Pros: Laminate countertops are made by gluing together layers of resin-coated paper and attaching to particle board. It's less expensive and high-quality laminate can resist minor scratching.

 

Cons: Older, inexpensive laminate may be prone to scratching, peeling and water damage.

Floor Materials

Wood seems like a practical, durable choice, but Mirabelli notes it scratches easily and can retain water (think: pet accidents and spilled water bowls), which causes rot and mold problems. Likewise, carpet can harbor bacteria and mold—a potential problem for pets, owners and home resale value.

Ceramic or porcelain tile

Ceramic or porcelain tile

Price: $2-5 per square foot, installed

 

Pros: Scuff and scratch resistant and non-porous. Porcelain is slightly denser than ceramic, so it can be slightly more water-resistant. Styles can mimic appearance of wood or stone.

 

Cons: Tiles require grout, which stains and retain moisture. Proper installation, cleaning and maintenance required. Pro tip: grout formulated with an epoxy additive can be more resilient.

Laminate flooring

Laminate flooring

Price: $2-3 per square foot, installed

 

Pros: Holds up to minor scratches, inexpensive, can mimic wood or stone, easy to install.

 

Cons: Laminate can't be refinished; heavily scratched or water-damaged laminate would need to be replaced.

Wall Materials

Non-porous drywall

Non-porous drywall

Price: $12-14 per 4x8 sheet

 

Pros: Most brands sell a mold-resistant drywall option, which is ideal for keeping bacteria growth at bay (especially for pet owners who have cats that spray).

 

Cons: The finish of drywall isn't as smooth as plaster.

Paint

Paint
(VOC-free options)

Price: $25-50 per gallon

 

Pros: VOC-free paint does not contain volatile organic compounds that can be harmful to a pet's sensitive nose.

 

Cons: VOC-free paint can cost $15-30 dollars more per gallon than standard paints.

Keeping Pet Stuff Out of Sight or Out of Reach

 

With resale value in mind, DuBravac says home modifications designed to accommodate a pet should be multifunctional. In a kitchen she's currently designing, the homeowners wanted an extra set of slide-out cabinets next to the trash bins for bulk pet food storage. If a new family moves in, the cabinets can be used for kitchen storage. Adaptable pet home improvements also enable homeowners to repurpose a custom feature as household needs or a pet's health change.

 

Easy-to-access, but discreetly hidden cat litter box zones top the list of home improvements DuBravac's cat owners ask for. Homeowner Holly Guglielmo converted a small entryway closet into a mudroom bench with a low archway cut into it—a convenient solution to keep her three-legged cat Moody's litter box out of sight and arm's reach of her active two-year-old son. Guglielmo and her husband eyeballed the size of the entry cut-out to ensure Moody could comfortably access the space.

 

Aumiller notes another common pet health problem solved with smart pet home design: dog-proofing cat food bowls. Because high-protein cat foods can cause major gastrointestinal issues for dogs, DuBravac has been called in to design custom, cat-sized entryways in the door of a pantry or closet lined with rubber material (for easy cleaning) to keep the temptation out of reach for large dogs and maintain a stress-free dining experience for cats. "It was kind of fun to rethink something as basic as a cat door," says DuBravac.

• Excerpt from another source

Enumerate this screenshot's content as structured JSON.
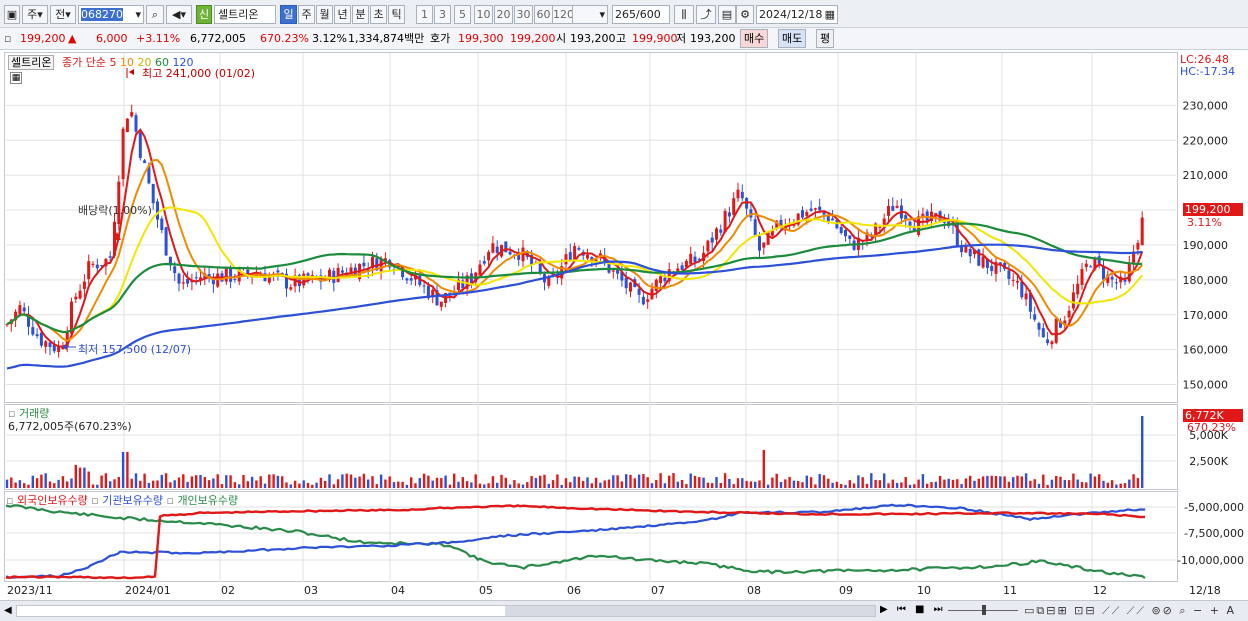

Letting Indoor Cats Experience the Outdoors

 

With indoor cats, a lack of mental or physical stimulation can contribute to health issues like obesity and destructive behaviors caused by anxiety and boredom. Aumiller recommends creating a safe, enclosed space for cats to experience the outdoors—what cat enthusiasts call "catios" (cat patio), which cats can access through an exterior door or window.

 

Whether you're building a custom catio or assembling from a ready-made kit, Cynthia Chomos, a general contractor, designer and founder of Catio Spaces, recommends cedar for its durability and an escape-proof 16- or 14-gauge galvanized (rust-proof) welded wire with 2" x 3" or smaller holes. She warns against using chicken wire, which won't protect a cat from outdoor predators or other other cats and dogs, and isn't very durable.

 

A few other cat recreational area tips:

 

  • Catios must have a human entrance in case of an emergency.
  • Chomos recommends taping the catio entrance open to allow the cat to explore the space and slowly acclimate.
  • Avoid keeping cat food in the cat patio—it attracts bugs and other critters

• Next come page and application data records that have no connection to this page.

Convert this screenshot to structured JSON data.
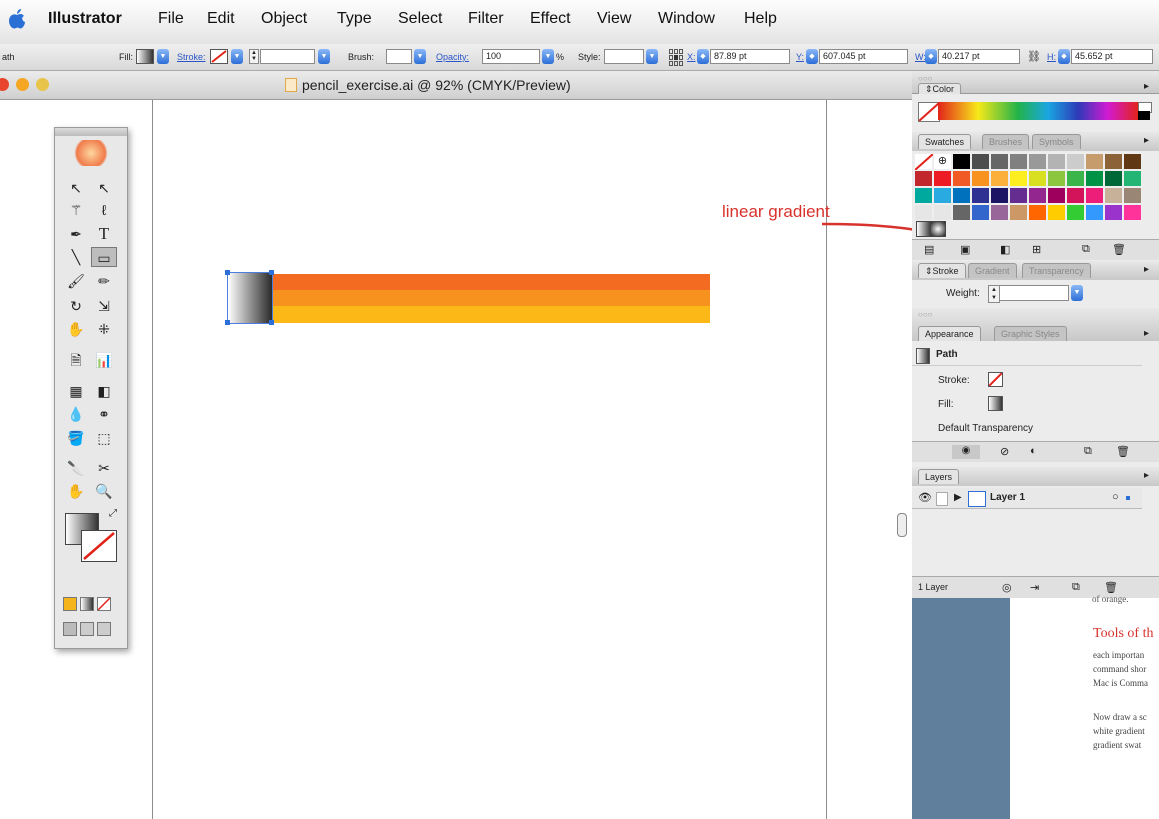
{
  "menubar": {
    "app": "Illustrator",
    "items": [
      "File",
      "Edit",
      "Object",
      "Type",
      "Select",
      "Filter",
      "Effect",
      "View",
      "Window",
      "Help"
    ]
  },
  "control_bar": {
    "object_type": "ath",
    "fill_label": "Fill:",
    "stroke_label": "Stroke:",
    "brush_label": "Brush:",
    "opacity_label": "Opacity:",
    "opacity_value": "100",
    "percent": "%",
    "style_label": "Style:",
    "x_label": "X:",
    "x_value": "87.89 pt",
    "y_label": "Y:",
    "y_value": "607.045 pt",
    "w_label": "W:",
    "w_value": "40.217 pt",
    "h_label": "H:",
    "h_value": "45.652 pt"
  },
  "document": {
    "title": "pencil_exercise.ai @ 92% (CMYK/Preview)"
  },
  "annotation": {
    "text": "linear gradient",
    "color": "#d8322c"
  },
  "colors": {
    "stripe_top": "#f36b21",
    "stripe_mid": "#f7921e",
    "stripe_bot": "#fbb817",
    "accent_blue": "#2d6fd8"
  },
  "panels": {
    "color": {
      "tab": "Color"
    },
    "swatches": {
      "tabs": [
        "Swatches",
        "Brushes",
        "Symbols"
      ]
    },
    "stroke": {
      "tabs": [
        "Stroke",
        "Gradient",
        "Transparency"
      ],
      "weight_label": "Weight:"
    },
    "appearance": {
      "tabs": [
        "Appearance",
        "Graphic Styles"
      ],
      "object": "Path",
      "stroke_label": "Stroke:",
      "fill_label": "Fill:",
      "transparency": "Default Transparency"
    },
    "layers": {
      "tab": "Layers",
      "layer_name": "Layer 1",
      "count": "1 Layer"
    }
  },
  "page_preview": {
    "line1": "of orange.",
    "heading": "Tools of th",
    "p1": [
      "each importan",
      "command shor",
      "Mac is Comma"
    ],
    "p2": [
      "Now draw a sc",
      "white gradient",
      "gradient swat"
    ]
  }
}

Providing Extra TLC for Anxious Dogs

 

Sensory overstimulation—too many things happening at once, the sound of fireworks or thunder, the sight of other dogs or cats—is an issue for some dogs that can lead to destructive or disruptive behavior, says Aumiller. These home improvements and modifications can help an anxious dog stay calm.

 

Set windows facing a street higher than the dog's standing sight-line or cover existing windows with blinds a dog can't easily move aside, like plantation shutters, says Mirabelli. "In shelters, we stagger the kennels a few feet apart so dogs can't see each other because it makes them nervous," says Mirabelli, who owns two special needs dogs.

 

Owners of one-third of the 70 million dogs in the U.S. reported that fear of loud noises is a problem their pet, according to a study conducted by animal health company Zoetis. A closet or laundry room retrofitted with sound-buffering acoustical cotton panels offer noise-sensitive pets a quiet oasis during thunderstorms and fireworks season.

 

In a small space, panels spaced a few inches apart on the wall to allow for noise absorption can reduce noise by about 30 percent. Cotton panels cost approximately $240 for a four-pack of 2' x 2' panels. Acoustic tiles made of polyester can be applied directly to a ceiling and cost approximately $2 per square foot.

 

Hard surfaces in a home, such wood or tile floors, also increase reverberation noise. Laura Badraun, an architect intern alongside Mirabelli at the Bacon Group, tore out her own carpets and put down rugs for her black lab.

Making Life Easier for Aging Pets

 

When Makenzie Smith's pet, a Great Dane named Magnum, could no longer walk stairs to the second floor of her childhood home, her parents relocated their own bedroom downstairs to the living room. Finding ways to accommodate an aging pet doesn’t have to be so extreme, she says. A few things to keep in mind:

 

Heated floors (about $6/square foot) can ease the aches and relax muscles in geriatric pets with arthritis and joint issues, according to Mirabelli, who installed them in areas with tile for her own arthritic dogs, a Maltese and a Yorkie. "Heated floors are great for any pet—and they're also great for your electric bill," adds Aumiller, who recommends tackling this project when replacing old flooring.

 

For pets with mobility problems, Mirabelli recommends ramps and steps specially sized to the animal's gait. She wrapped her own steps in memory foam, in case one of her five-pound dogs slips and falls. Ramps should be tall enough to reach a sofa or bed, and depending on the pet’s agility, with an incline angle of 16 degrees (easy), 22 degrees (standard) or 26 degrees (for pets that can climb).

 

Approximate Stair Sizing

For small pets up to 12 pounds:

  • 3 to 3/8" high, 5" deep and 10 to 14" wide

 

For medium-sized pets up to 50
pounds:

  • 6.5" high, 6.5" deep, and 17" wide

 

For large dogs up to 200 pounds:

  • 7" high, 10" deep, 17" wide